Of what blood-fusion did for that part of the world, the broad seat of successive empires in the distant past, I have already briefly spoken. And the transformation is still going on. The sons of Joktan and Ishmael, with the Koran in their hands, have been trying for ages to convert the dark tribes of Africa to the creed of the Moslem, and, in preaching their gospel, they have not disdained to share their ancient lineage with their dusky disciples. Arabic scholars have, by the cruel fortunes of the slave-hunt, found themselves enthralled to Brazilian half-breeds, their protests availing nothing against the evidence of their skins. Whether the crusade inaugurated and sanctioned by the powers that constituted the Congo Free State will prove a more successful civilizer than the Arab's mission remains to be seen. If it fails to blanch the negro's skin, it may, and it is to be hoped that it will, liberate his mind from superstition and prejudice by its higher teaching and example.

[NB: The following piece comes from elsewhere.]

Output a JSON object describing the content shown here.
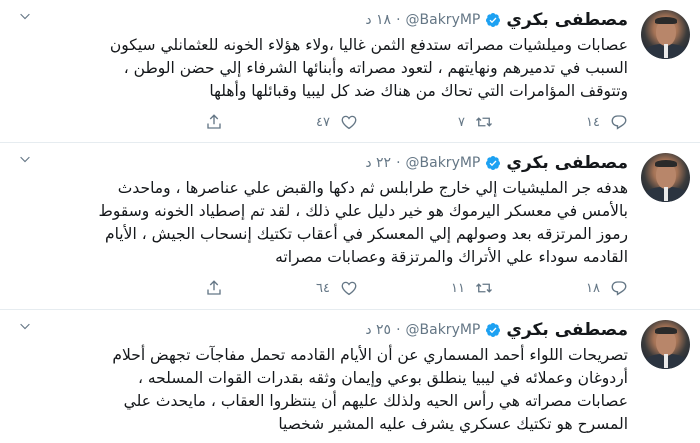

- "Who was Primitive Man?" in "The Fortnightly Review," and "The Popular Science Monthly," November, 1882.
- "The Human Species" ("International Scientific Series"), pp.273, 274.
- "Acclimatization," in "The Popular Science Monthly," February, 1886.

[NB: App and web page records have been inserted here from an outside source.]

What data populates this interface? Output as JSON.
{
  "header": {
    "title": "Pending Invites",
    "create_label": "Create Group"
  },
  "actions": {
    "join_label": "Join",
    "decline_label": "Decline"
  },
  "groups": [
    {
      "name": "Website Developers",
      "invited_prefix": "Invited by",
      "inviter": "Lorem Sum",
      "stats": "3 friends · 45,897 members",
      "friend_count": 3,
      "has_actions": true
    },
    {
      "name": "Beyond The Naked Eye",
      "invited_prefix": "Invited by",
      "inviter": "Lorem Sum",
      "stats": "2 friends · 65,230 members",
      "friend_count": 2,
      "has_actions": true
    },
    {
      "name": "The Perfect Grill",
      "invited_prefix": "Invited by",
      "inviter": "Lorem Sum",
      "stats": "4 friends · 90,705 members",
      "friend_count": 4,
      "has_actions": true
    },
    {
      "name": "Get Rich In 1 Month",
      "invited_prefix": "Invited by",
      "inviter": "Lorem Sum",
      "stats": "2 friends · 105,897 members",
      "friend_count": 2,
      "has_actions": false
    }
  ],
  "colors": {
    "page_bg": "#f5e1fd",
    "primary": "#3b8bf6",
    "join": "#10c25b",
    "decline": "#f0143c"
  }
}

- "Prehistoric Man," vol.ii, pp.250-253.
- "Histoire des Canadiens-Français," vol.i,p.154.
- "Les Families Canadiennes," in "Transactions of the Royal Society of Canada," vol i, section i, p.43.

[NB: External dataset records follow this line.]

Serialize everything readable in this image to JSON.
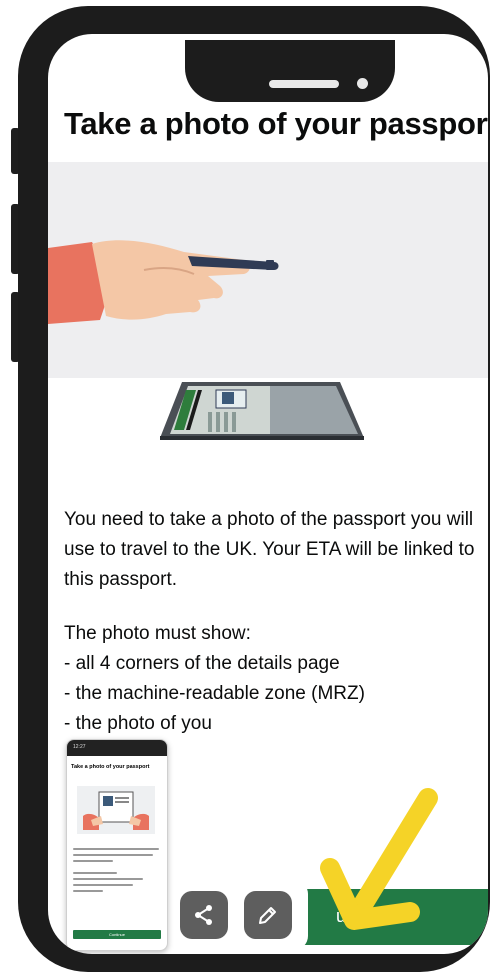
{
  "page": {
    "title": "Take a photo of your passport",
    "intro": "You need to take a photo of the passport you will use to travel to the UK. Your ETA will be linked to this passport.",
    "must_show_heading": "The photo must show:",
    "must_show_items": [
      "- all 4 corners of the details page",
      "- the machine-readable zone (MRZ)",
      "- the photo of you"
    ],
    "continue_label": "Continue",
    "continue_visible_text": "ue"
  },
  "thumbnail": {
    "status_time": "12:27",
    "title": "Take a photo of your passport",
    "button_label": "Continue"
  },
  "actions": {
    "share_icon": "share-icon",
    "edit_icon": "pencil-icon"
  },
  "colors": {
    "continue_green": "#227a45",
    "arrow_yellow": "#f5d327",
    "sleeve": "#e8735f",
    "skin": "#f4c7a6",
    "phone_frame": "#1c1c1c",
    "action_button": "#5e5e5e"
  }
}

- "Report of the Geology and Resources of the Region in the Vicinity of the Forty-ninth Parallel, from the Lake of the Woods to the Rocky Mountains," etc. (British North American Boundary Commission.) By G. M. Dawson, pp.295, 296.
- "Manitoba: its Infancy, Growth, and Present Condition," p.204.
- "Atlantic Monthly," April, 1879.
- "How shall we help the Negro?" in "The Century," June, 1885.
- On this point see "The Dance in Place Congo," by George W. Cable, in "The Century," February, 1886; and "Race and the Solid South," by Cassius M. Clay, in the "North American Review," same month.
- "The Silent South" in "The Century," September, 1885.
- I would like to know where M. Joppicourt obtained his information concerning the frequency of mixed marriages in Canada under the old régime.
- "A Naturalist's Wanderings in the Eastern Archipelago," pp. 6, 417.
- "A Naturalist's Wanderings," etc., pp. 13-20.
- Isabella Bird, in the "Leisure Hour."
- "A Naturalist's Wanderings," etc., p. 418.
- Ibid., pp. 464, 465.
- Mr. A. H. Keane ("Nature," January 8, 1885) divides the North-Afghan tribes into Caucasic and Mongolic; and, again, the former into Galchas and Iranians, and the latter into Mongols and Tartars. The Galchas are subdivided into Siah-Posh, Badakshi, Wakhi, and Shugnaris; the Iranians into Kohistani, Firuz-Khoi, Jemshidi, Tajiks, and Afghans. The Mongols are composed of Hazarahs and Airnaks, and the Tartars of Salor-Turkomans and Kataghani Uzbecks. The Caucasians number something over a million, and the Mongols over a million and a quarter.
- "Life in Brazil," by Thomas Ewbank, p. 439.